» **WHAT TO DO**
Please return every line of the records below that contains the word "house".

==== EXTRACTED INFORMATION ====

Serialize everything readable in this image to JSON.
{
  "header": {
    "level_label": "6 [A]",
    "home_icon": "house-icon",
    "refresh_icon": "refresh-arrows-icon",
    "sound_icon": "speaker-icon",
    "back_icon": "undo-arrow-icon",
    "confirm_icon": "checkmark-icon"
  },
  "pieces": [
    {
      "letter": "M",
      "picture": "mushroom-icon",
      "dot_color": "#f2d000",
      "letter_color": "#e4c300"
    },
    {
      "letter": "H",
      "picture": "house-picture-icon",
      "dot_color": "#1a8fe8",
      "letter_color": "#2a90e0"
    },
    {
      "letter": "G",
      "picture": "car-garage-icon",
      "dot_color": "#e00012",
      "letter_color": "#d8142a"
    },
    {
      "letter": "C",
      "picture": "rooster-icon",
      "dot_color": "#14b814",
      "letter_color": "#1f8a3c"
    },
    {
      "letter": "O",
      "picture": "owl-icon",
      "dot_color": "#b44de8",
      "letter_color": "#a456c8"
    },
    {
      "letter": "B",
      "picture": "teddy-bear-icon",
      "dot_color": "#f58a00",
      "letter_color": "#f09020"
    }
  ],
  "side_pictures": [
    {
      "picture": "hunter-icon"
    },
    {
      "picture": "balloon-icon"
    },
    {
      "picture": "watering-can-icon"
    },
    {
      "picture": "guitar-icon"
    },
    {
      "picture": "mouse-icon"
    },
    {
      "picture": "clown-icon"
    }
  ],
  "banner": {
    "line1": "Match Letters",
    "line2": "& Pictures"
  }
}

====
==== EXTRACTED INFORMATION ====

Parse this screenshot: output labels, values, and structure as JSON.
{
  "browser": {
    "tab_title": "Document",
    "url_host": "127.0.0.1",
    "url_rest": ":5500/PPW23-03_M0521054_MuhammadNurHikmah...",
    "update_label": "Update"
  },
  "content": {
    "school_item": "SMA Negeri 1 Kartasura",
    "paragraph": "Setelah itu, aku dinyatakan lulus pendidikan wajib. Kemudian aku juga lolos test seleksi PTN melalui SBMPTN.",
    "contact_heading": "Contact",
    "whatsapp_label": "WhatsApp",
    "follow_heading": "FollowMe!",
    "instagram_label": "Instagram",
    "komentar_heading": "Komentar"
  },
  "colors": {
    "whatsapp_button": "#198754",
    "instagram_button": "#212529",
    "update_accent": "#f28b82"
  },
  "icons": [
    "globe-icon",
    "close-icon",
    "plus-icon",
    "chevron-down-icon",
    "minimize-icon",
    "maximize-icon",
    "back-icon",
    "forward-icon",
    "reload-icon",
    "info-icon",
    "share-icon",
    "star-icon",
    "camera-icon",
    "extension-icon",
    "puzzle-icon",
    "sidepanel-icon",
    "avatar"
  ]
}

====

» **REPLY**
    "home_icon": "house-icon",
      "picture": "house-picture-icon",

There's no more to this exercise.